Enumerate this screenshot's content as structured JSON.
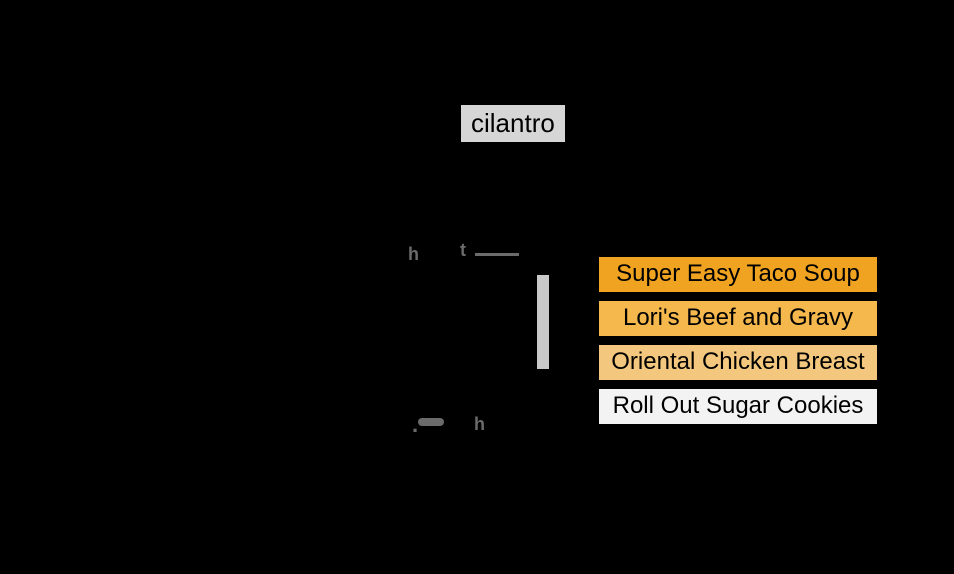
{
  "query": {
    "text": "cilantro",
    "bg": "#d6d6d6"
  },
  "recipes": [
    {
      "label": "Super Easy Taco Soup",
      "bg": "#f0a321"
    },
    {
      "label": "Lori's Beef and Gravy",
      "bg": "#f5b84d"
    },
    {
      "label": "Oriental Chicken Breast",
      "bg": "#f3c77d"
    },
    {
      "label": "Roll Out Sugar Cookies",
      "bg": "#f3f3f3"
    }
  ],
  "ticks": {
    "t1": "h",
    "t2": "t",
    "t3": ".",
    "t4": "h"
  }
}
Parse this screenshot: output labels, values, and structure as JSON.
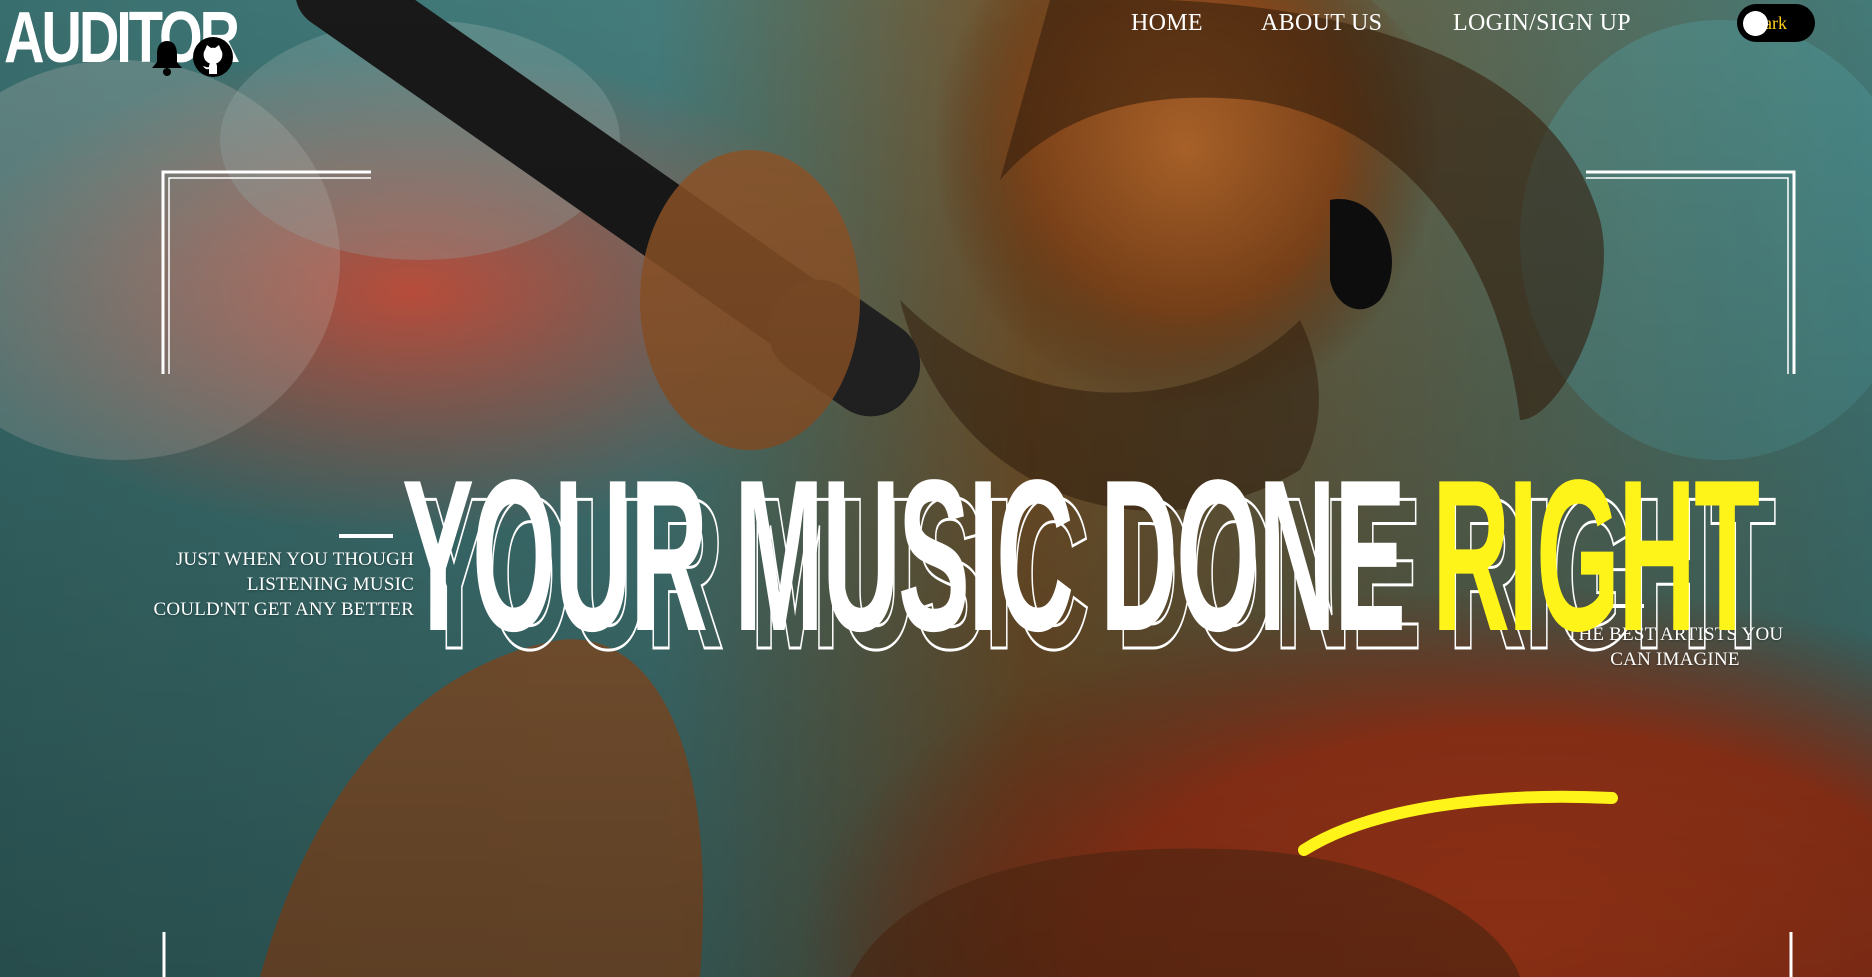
{
  "brand": {
    "logo_text": "AUDITOR"
  },
  "header": {
    "icons": {
      "notifications": "bell-icon",
      "repository": "github-icon"
    },
    "nav": [
      {
        "label": "HOME"
      },
      {
        "label": "ABOUT US"
      },
      {
        "label": "LOGIN/SIGN UP"
      }
    ],
    "theme_toggle": {
      "label": "ark"
    }
  },
  "hero": {
    "headline": {
      "main": "YOUR MUSIC DONE",
      "highlight": "RIGHT"
    },
    "left_tagline": "JUST WHEN YOU THOUGH LISTENING MUSIC COULD'NT GET ANY BETTER",
    "right_tagline": "THE BEST ARTISTS YOU CAN IMAGINE"
  },
  "colors": {
    "accent": "#fff419",
    "toggle_bg": "#000000",
    "toggle_text": "#ffd21a"
  }
}
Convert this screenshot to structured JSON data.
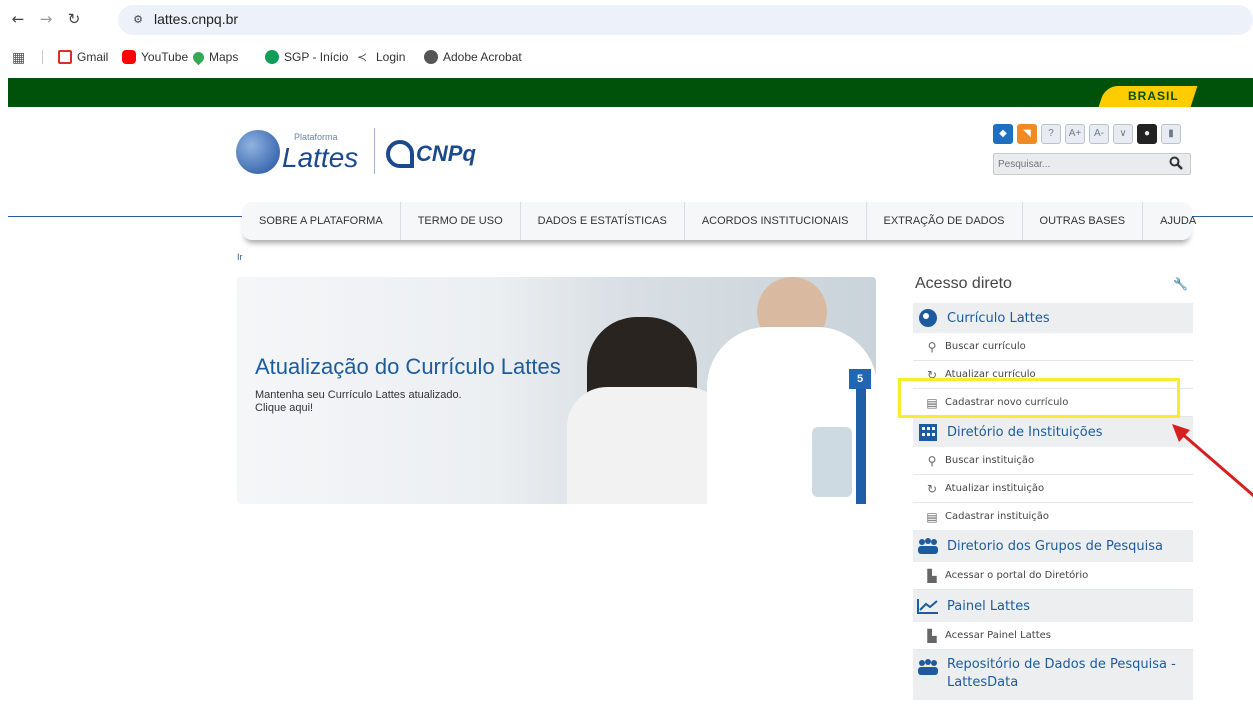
{
  "browser": {
    "url": "lattes.cnpq.br",
    "bookmarks": [
      {
        "label": "Gmail",
        "icon": "gmail-icon",
        "color": "#d93025"
      },
      {
        "label": "YouTube",
        "icon": "youtube-icon",
        "color": "#ff0000"
      },
      {
        "label": "Maps",
        "icon": "maps-icon",
        "color": "#34a853"
      },
      {
        "label": "SGP - Início",
        "icon": "sgp-icon",
        "color": "#0f9d58"
      },
      {
        "label": "Login",
        "icon": "login-icon",
        "color": "#555555"
      },
      {
        "label": "Adobe Acrobat",
        "icon": "globe-icon",
        "color": "#555555"
      }
    ]
  },
  "header": {
    "brasil_label": "BRASIL",
    "lattes_small": "Plataforma",
    "lattes_name": "Lattes",
    "cnpq_name": "CNPq",
    "tool_icons": [
      "delicious-icon",
      "rss-icon",
      "help-icon",
      "font-increase-icon",
      "font-decrease-icon",
      "collapse-icon",
      "contrast-icon",
      "lock-icon"
    ],
    "tool_labels": [
      "",
      "",
      "?",
      "A+",
      "A-",
      "",
      "",
      ""
    ],
    "search_placeholder": "Pesquisar..."
  },
  "nav": {
    "items": [
      "SOBRE A PLATAFORMA",
      "TERMO DE USO",
      "DADOS E ESTATÍSTICAS",
      "ACORDOS INSTITUCIONAIS",
      "EXTRAÇÃO DE DADOS",
      "OUTRAS BASES",
      "AJUDA"
    ]
  },
  "breadcrumb": "Ir",
  "banner": {
    "title": "Atualização do Currículo Lattes",
    "subtitle1": "Mantenha seu Currículo Lattes atualizado.",
    "subtitle2": "Clique aqui!",
    "slide_number": "5"
  },
  "sidebar": {
    "title": "Acesso direto",
    "sections": [
      {
        "title": "Currículo Lattes",
        "links": [
          "Buscar currículo",
          "Atualizar currículo",
          "Cadastrar novo currículo"
        ]
      },
      {
        "title": "Diretório de Instituições",
        "links": [
          "Buscar instituição",
          "Atualizar instituição",
          "Cadastrar instituição"
        ]
      },
      {
        "title": "Diretorio dos Grupos de Pesquisa",
        "links": [
          "Acessar o portal do Diretório"
        ]
      },
      {
        "title": "Painel Lattes",
        "links": [
          "Acessar Painel Lattes"
        ]
      },
      {
        "title": "Repositório de Dados de Pesquisa - LattesData",
        "links": []
      }
    ]
  },
  "colors": {
    "gov_green": "#00510a",
    "brasil_yellow": "#ffcc00",
    "link_blue": "#1d5b9d",
    "highlight": "#f3ee2e",
    "arrow": "#d61f1f"
  }
}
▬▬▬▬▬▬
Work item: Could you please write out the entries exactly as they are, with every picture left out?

Answer area:
Enumerate this screenshot's content as structured JSON.
{
  "query": {
    "text": "cilantro",
    "bg": "#d6d6d6"
  },
  "recipes": [
    {
      "label": "Super Easy Taco Soup",
      "bg": "#f0a321"
    },
    {
      "label": "Lori's Beef and Gravy",
      "bg": "#f5b84d"
    },
    {
      "label": "Oriental Chicken Breast",
      "bg": "#f3c77d"
    },
    {
      "label": "Roll Out Sugar Cookies",
      "bg": "#f3f3f3"
    }
  ],
  "ticks": {
    "t1": "h",
    "t2": "t",
    "t3": ".",
    "t4": "h"
  }
}
Parse this screenshot: output labels, values, and structure as JSON.
{
  "brand": {
    "logo_text": "AUDITOR"
  },
  "header": {
    "icons": {
      "notifications": "bell-icon",
      "repository": "github-icon"
    },
    "nav": [
      {
        "label": "HOME"
      },
      {
        "label": "ABOUT US"
      },
      {
        "label": "LOGIN/SIGN UP"
      }
    ],
    "theme_toggle": {
      "label": "ark"
    }
  },
  "hero": {
    "headline": {
      "main": "YOUR MUSIC DONE",
      "highlight": "RIGHT"
    },
    "left_tagline": "JUST WHEN YOU THOUGH LISTENING MUSIC COULD'NT GET ANY BETTER",
    "right_tagline": "THE BEST ARTISTS YOU CAN IMAGINE"
  },
  "colors": {
    "accent": "#fff419",
    "toggle_bg": "#000000",
    "toggle_text": "#ffd21a"
  }
}
Convert this screenshot to structured JSON data.
{
  "browser": {
    "url": "lattes.cnpq.br",
    "bookmarks": [
      {
        "label": "Gmail",
        "icon": "gmail-icon",
        "color": "#d93025"
      },
      {
        "label": "YouTube",
        "icon": "youtube-icon",
        "color": "#ff0000"
      },
      {
        "label": "Maps",
        "icon": "maps-icon",
        "color": "#34a853"
      },
      {
        "label": "SGP - Início",
        "icon": "sgp-icon",
        "color": "#0f9d58"
      },
      {
        "label": "Login",
        "icon": "login-icon",
        "color": "#555555"
      },
      {
        "label": "Adobe Acrobat",
        "icon": "globe-icon",
        "color": "#555555"
      }
    ]
  },
  "header": {
    "brasil_label": "BRASIL",
    "lattes_small": "Plataforma",
    "lattes_name": "Lattes",
    "cnpq_name": "CNPq",
    "tool_icons": [
      "delicious-icon",
      "rss-icon",
      "help-icon",
      "font-increase-icon",
      "font-decrease-icon",
      "collapse-icon",
      "contrast-icon",
      "lock-icon"
    ],
    "tool_labels": [
      "",
      "",
      "?",
      "A+",
      "A-",
      "",
      "",
      ""
    ],
    "search_placeholder": "Pesquisar..."
  },
  "nav": {
    "items": [
      "SOBRE A PLATAFORMA",
      "TERMO DE USO",
      "DADOS E ESTATÍSTICAS",
      "ACORDOS INSTITUCIONAIS",
      "EXTRAÇÃO DE DADOS",
      "OUTRAS BASES",
      "AJUDA"
    ]
  },
  "breadcrumb": "Ir",
  "banner": {
    "title": "Atualização do Currículo Lattes",
    "subtitle1": "Mantenha seu Currículo Lattes atualizado.",
    "subtitle2": "Clique aqui!",
    "slide_number": "5"
  },
  "sidebar": {
    "title": "Acesso direto",
    "sections": [
      {
        "title": "Currículo Lattes",
        "links": [
          "Buscar currículo",
          "Atualizar currículo",
          "Cadastrar novo currículo"
        ]
      },
      {
        "title": "Diretório de Instituições",
        "links": [
          "Buscar instituição",
          "Atualizar instituição",
          "Cadastrar instituição"
        ]
      },
      {
        "title": "Diretorio dos Grupos de Pesquisa",
        "links": [
          "Acessar o portal do Diretório"
        ]
      },
      {
        "title": "Painel Lattes",
        "links": [
          "Acessar Painel Lattes"
        ]
      },
      {
        "title": "Repositório de Dados de Pesquisa - LattesData",
        "links": []
      }
    ]
  },
  "colors": {
    "gov_green": "#00510a",
    "brasil_yellow": "#ffcc00",
    "link_blue": "#1d5b9d",
    "highlight": "#f3ee2e",
    "arrow": "#d61f1f"
  }
}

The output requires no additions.